This next tip is super important. If another nurse sets up and is monitoring a pump, don’t make any changes to it. Every nurse has their own way of handling the pumps and if you do something to it, it could confuse them and cause them time away from the patient to fix it.
However, if you are asked, go ahead and change the titrate drips. But never pause pumps unless you are told to. And don’t “add volume” without going to tell the nurse right away. I understand that it’s ok to do this in Med Surge but it’s not acceptable in ICU.
#4 If the Code is Full, Check On Your Colleague’s Patients
If all of your duties are complete, then don’t wait to be asked to help out. The ICU is a place where we all help each other out, without having to ask or be asked.
So if your code is full, check on your colleague’s patients. Of course, you don’t want to mess with the pumps or make any changes without telling them, but you can do the minor checks. This will save everyone time and energy.
#5 Don’t Make Chit-Chat While Pulling Or Giving Meds
The ICU is a very delicate place. You need to give all of your concentration, especially when pulling or giving meds. Even the tiniest of mistakes could have huge ramifications here.
Other nurses won’t be wanting to chat, so don’t try to make small talk at this time either.
Tip From An Experienced Nurse – It Just Takes Time
There you have it! As an experienced nurse, these are honestly some of my best tips I can give you. Don’t be intimidated. Use these first few months as a learning experience. Allow yourself to grow and change.
Thank you so much for this! Just getting my feet wet 6 weeks in and really second guessing myself but every single tip is 100% accurate
Allie Chan says
I hear icu nurses aren’t as alarmed by low BP as medsurg nurses are. What’s an alarming or limit on low BP that you would usually look for in the ICU?
Kati Kleber, MSN RN says
This is correct, but likely the reason is that ICU nurses are a bit more versed at quickly addressing hypotension than med-surg nurses and have fewer patients to care for so it’s not as cumbersome. In the ICU, I find that we tend to look at MAP more than systolic blood pressure. The golden rule is to keep the MAP above 65 to ensure adequate end organ perfusion. In the ICU, they also have other meds at their quick disposal to be able to increase blood pressure (like norepinephrine, neosynephrine drips) that they are very comfortable running. When you see a systolic blood pressure in the 80’s, you’ll be paying close attention, but if the MAP is greater than 65, it might not yet be ordered to intervene.

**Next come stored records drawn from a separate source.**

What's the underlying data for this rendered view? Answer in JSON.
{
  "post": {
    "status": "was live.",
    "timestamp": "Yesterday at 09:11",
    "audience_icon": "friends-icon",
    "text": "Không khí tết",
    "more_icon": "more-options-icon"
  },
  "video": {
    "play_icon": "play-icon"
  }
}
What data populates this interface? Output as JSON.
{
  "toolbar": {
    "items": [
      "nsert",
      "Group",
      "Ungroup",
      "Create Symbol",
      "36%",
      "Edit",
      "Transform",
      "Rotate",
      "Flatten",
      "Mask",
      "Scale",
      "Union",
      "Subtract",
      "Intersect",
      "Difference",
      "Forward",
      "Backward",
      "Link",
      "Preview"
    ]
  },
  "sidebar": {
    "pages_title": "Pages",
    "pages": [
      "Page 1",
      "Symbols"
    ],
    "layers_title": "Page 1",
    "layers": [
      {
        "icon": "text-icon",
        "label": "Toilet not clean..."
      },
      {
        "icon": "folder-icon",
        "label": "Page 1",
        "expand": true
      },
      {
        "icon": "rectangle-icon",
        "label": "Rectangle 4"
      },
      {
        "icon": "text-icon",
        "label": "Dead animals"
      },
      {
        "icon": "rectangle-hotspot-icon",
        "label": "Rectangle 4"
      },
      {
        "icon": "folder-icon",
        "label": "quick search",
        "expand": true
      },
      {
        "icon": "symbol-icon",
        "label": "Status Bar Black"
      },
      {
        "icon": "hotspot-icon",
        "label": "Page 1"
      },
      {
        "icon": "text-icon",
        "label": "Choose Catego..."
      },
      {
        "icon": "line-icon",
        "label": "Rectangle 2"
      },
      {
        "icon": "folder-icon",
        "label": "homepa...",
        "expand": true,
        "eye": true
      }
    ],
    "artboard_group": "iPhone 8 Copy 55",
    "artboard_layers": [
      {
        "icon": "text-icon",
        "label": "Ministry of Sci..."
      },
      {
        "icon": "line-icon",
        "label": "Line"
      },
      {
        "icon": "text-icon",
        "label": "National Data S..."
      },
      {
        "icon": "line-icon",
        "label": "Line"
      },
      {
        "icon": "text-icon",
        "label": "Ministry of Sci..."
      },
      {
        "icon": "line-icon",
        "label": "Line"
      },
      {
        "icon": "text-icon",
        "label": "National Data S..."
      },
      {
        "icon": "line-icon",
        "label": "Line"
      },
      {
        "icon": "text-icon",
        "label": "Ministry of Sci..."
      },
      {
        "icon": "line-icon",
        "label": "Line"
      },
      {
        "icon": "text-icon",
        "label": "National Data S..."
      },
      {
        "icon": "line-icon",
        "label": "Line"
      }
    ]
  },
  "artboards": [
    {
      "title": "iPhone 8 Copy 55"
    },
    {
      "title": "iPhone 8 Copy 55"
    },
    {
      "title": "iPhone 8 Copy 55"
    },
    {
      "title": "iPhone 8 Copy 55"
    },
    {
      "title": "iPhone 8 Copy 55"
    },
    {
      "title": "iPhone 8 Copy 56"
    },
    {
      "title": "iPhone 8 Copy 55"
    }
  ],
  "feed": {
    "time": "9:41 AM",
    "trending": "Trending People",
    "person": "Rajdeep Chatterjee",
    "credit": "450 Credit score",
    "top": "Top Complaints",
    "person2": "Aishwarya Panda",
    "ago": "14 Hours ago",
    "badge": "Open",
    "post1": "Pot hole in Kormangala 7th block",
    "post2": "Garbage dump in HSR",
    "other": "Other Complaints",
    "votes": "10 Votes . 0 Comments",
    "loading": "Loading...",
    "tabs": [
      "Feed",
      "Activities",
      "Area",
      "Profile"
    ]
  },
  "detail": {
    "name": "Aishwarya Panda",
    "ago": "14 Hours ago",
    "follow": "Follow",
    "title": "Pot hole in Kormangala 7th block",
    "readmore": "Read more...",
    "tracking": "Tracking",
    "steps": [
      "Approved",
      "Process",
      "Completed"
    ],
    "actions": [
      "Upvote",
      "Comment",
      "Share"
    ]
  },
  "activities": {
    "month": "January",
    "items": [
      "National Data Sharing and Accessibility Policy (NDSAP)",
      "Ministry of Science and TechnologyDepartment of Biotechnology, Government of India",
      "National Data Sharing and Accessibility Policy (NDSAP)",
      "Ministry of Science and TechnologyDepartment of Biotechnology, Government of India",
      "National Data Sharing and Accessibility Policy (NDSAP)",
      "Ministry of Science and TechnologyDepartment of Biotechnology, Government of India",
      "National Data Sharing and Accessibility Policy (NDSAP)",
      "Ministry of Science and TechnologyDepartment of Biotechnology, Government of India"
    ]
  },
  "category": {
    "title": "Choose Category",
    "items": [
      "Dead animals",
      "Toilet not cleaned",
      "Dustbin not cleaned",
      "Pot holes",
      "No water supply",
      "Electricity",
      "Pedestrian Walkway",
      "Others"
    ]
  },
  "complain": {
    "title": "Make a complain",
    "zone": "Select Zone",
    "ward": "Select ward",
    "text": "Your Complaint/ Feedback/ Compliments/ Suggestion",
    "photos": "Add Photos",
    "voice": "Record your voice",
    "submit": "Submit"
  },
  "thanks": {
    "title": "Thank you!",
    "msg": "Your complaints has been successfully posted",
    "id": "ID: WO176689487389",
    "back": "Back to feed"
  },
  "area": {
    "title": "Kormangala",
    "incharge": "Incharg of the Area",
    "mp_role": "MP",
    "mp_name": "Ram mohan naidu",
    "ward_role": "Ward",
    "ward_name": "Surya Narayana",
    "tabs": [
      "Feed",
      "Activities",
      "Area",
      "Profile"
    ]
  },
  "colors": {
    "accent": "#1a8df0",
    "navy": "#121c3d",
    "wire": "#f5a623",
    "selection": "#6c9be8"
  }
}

Your nursing orders will tell you when to notify the physician, who may order a bolus first and then possibly vasoactive drips to maintain the BP if the bolus is either ineffective or only temporarily works.